Updated 18 March 2019

Taliban under attack in Badghis province

  • Several government troops fleeing the Taliban rampage crossed into neighboring Turkmenistan
  • In a statement, the ministry had said that 50 Taliban combatants had been killed

KABUL: Afghanistan’s government launched a ground and air offensive on Monday to flush out Taliban insurgents from a key area in the northwestern province of Badghis, which is close to the border with Turkmenistan, officials said.

The focal point of the operation was the Bala Murghab district where, a few days ago, the Taliban had captured dozens of government forces in addition to overrunning several parts of the district, which serves as a gateway to the northern areas for the insurgents.

Several government troops fleeing the Taliban rampage crossed into neighboring Turkmenistan, officials said. 

One provincial official and a lawmaker from the province, who requested anonymity as they were not authorized to speak to the media, said that Turkmenistan was due to hand over the troops to Afghanistan on Monday.

Sayed Mohmmad Musa, a lawmaker from the province, said that hundreds of government troops have taken part in the operation, which had resulted in the deaths of several of the Taliban’s top commanders.

“Through the operation, the government wants to not only regain the control of the district, but is also trying to free those forces who either had to join the Taliban or were captured by them several days ago,” he said by phone.

“There is heavy fighting there and the government wants to end the Taliban threat because it is a strategic location,” he said.

Meanwhile, spokesmen for the defense and interior ministries did not answer repeated calls for comment about the government’s operation and about the Taliban’s rampage days ago.

In a statement released earlier, the ministry had said that 50 Taliban combatants had been killed.

There were conflicting reports about the number of troops who were captured by the Taliban and those who had fled to Turkmenistan, while the Taliban said 90 soldiers had surrendered.

The development comes amid continuing efforts in recent months by US diplomats and Taliban delegates for finding a peaceful settlement to the war. 

Both the Taliban and government forces, backed by the US military, have stepped up their attacks in a number of areas in the country.

Ahmad Saeedi, an analyst from Badghis, said the remoteness of the province, changes in the leadership of the ministry and confusion among troops about the peace process were some of the factors for the Taliban’s gains in Badghis.

“The time of US and Taliban formally announcing a deal has become closer; this has disheartened some troops in some parts of the country to keep on fighting,” Saeedi told Arab News.

Mirza Mohammed Yarmand, a military analyst and retired general, agreed.

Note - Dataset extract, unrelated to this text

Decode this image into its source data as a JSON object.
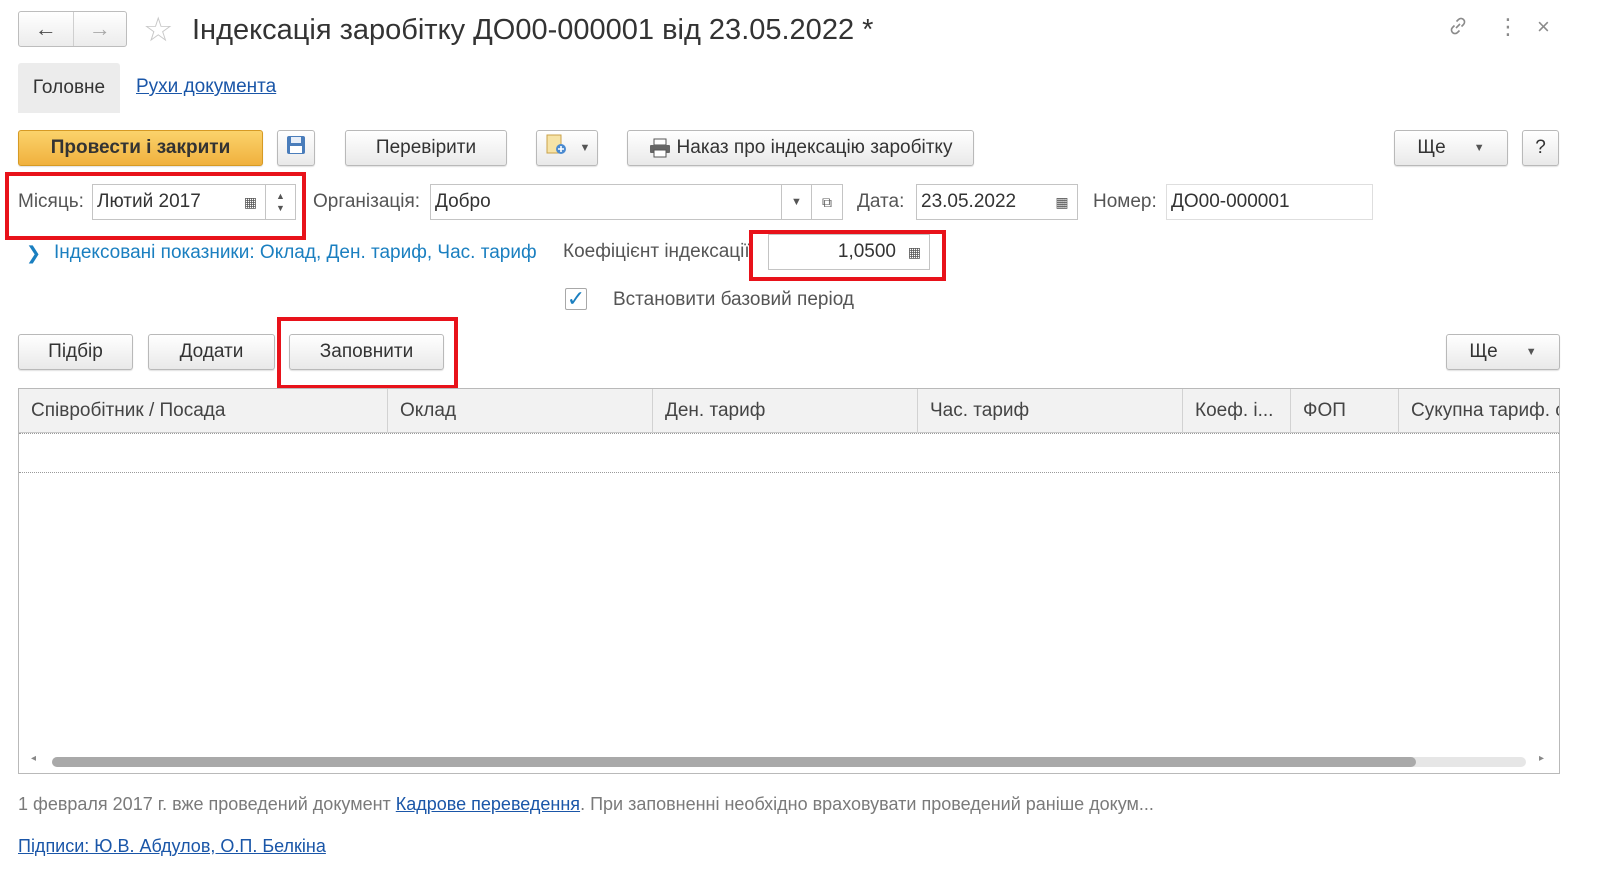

He told Arab News: “Unfortunately, the schism and differences among the political leaders of the country have caused disruption and slowness in the conduct of responsibilities of officers in the battlefield.”

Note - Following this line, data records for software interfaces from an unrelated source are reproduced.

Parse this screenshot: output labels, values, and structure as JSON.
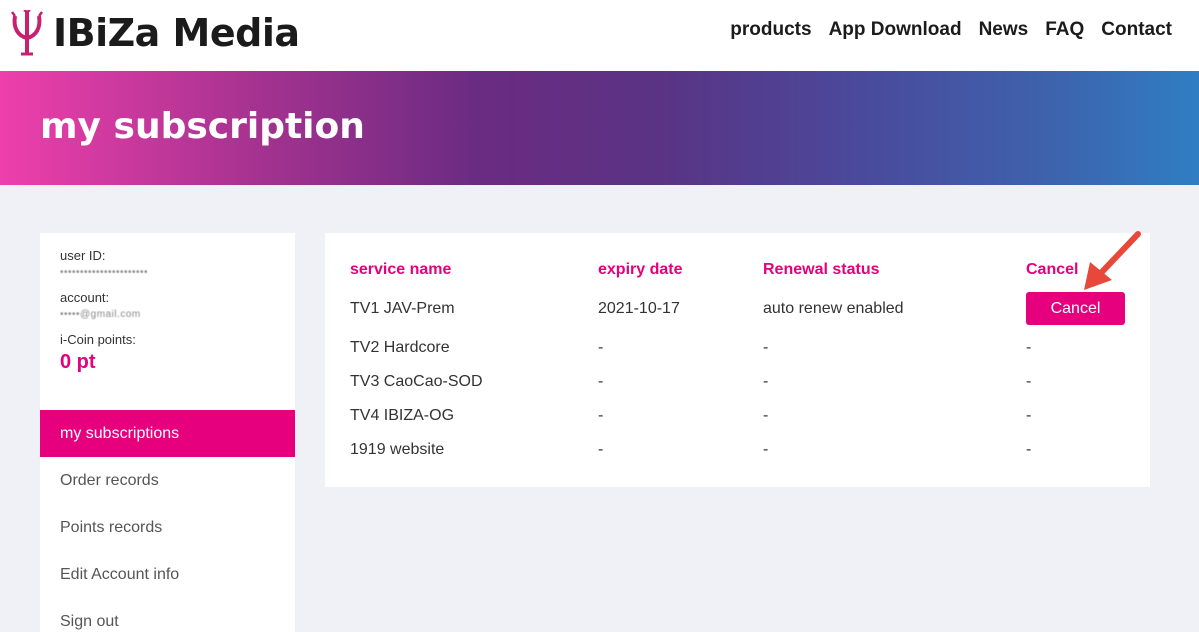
{
  "header": {
    "brand": "IBiZa Media",
    "logo_icon": "trident-icon",
    "nav": [
      "products",
      "App Download",
      "News",
      "FAQ",
      "Contact"
    ]
  },
  "banner": {
    "title": "my subscription"
  },
  "account": {
    "user_id_label": "user ID:",
    "user_id_value": "••••••••••••••••••••••",
    "account_label": "account:",
    "account_value": "•••••@gmail.com",
    "points_label": "i-Coin points:",
    "points_value": "0 pt"
  },
  "menu": {
    "items": [
      "my subscriptions",
      "Order records",
      "Points records",
      "Edit Account info",
      "Sign out"
    ],
    "active": "my subscriptions"
  },
  "table": {
    "headers": [
      "service name",
      "expiry date",
      "Renewal status",
      "Cancel"
    ],
    "rows": [
      [
        "TV1 JAV-Prem",
        "2021-10-17",
        "auto renew enabled",
        "Cancel"
      ],
      [
        "TV2 Hardcore",
        "-",
        "-",
        "-"
      ],
      [
        "TV3 CaoCao-SOD",
        "-",
        "-",
        "-"
      ],
      [
        "TV4 IBIZA-OG",
        "-",
        "-",
        "-"
      ],
      [
        "1919 website",
        "-",
        "-",
        "-"
      ]
    ]
  },
  "colors": {
    "accent": "#e6007e",
    "annotation_arrow": "#e8483a"
  }
}
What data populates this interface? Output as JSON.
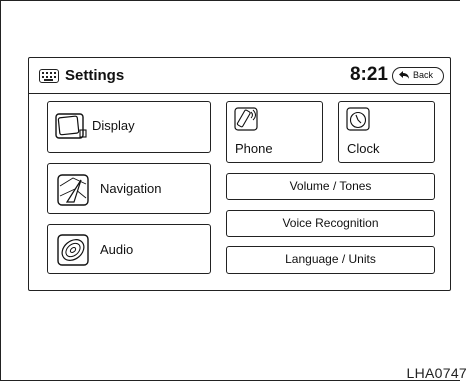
{
  "header": {
    "keyboard_icon": "keyboard-icon",
    "title": "Settings",
    "time": "8:21",
    "back_label": "Back"
  },
  "buttons": {
    "display": {
      "label": "Display",
      "icon": "display-icon"
    },
    "navigation": {
      "label": "Navigation",
      "icon": "navigation-icon"
    },
    "audio": {
      "label": "Audio",
      "icon": "audio-speaker-icon"
    },
    "phone": {
      "label": "Phone",
      "icon": "phone-icon"
    },
    "clock": {
      "label": "Clock",
      "icon": "clock-icon"
    },
    "volume": {
      "label": "Volume / Tones"
    },
    "voice": {
      "label": "Voice Recognition"
    },
    "language": {
      "label": "Language / Units"
    }
  },
  "figure_code": "LHA0747"
}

He added: “Logistical shortcomings, the amount of attacks conducted by the enemy, (the government’s) failure to transport on time the war casualties from the battle ground and the amount of time officers spend in war zone, are among the reasons for incidents such as Bala Murghab.”

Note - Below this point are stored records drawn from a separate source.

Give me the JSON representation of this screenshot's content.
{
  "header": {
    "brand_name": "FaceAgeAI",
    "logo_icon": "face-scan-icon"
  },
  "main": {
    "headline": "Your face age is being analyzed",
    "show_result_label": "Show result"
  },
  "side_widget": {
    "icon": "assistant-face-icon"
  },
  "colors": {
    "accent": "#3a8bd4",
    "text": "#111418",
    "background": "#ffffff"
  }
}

“When there is difference among the leaders that certainly impacts the moral of troops,” he said.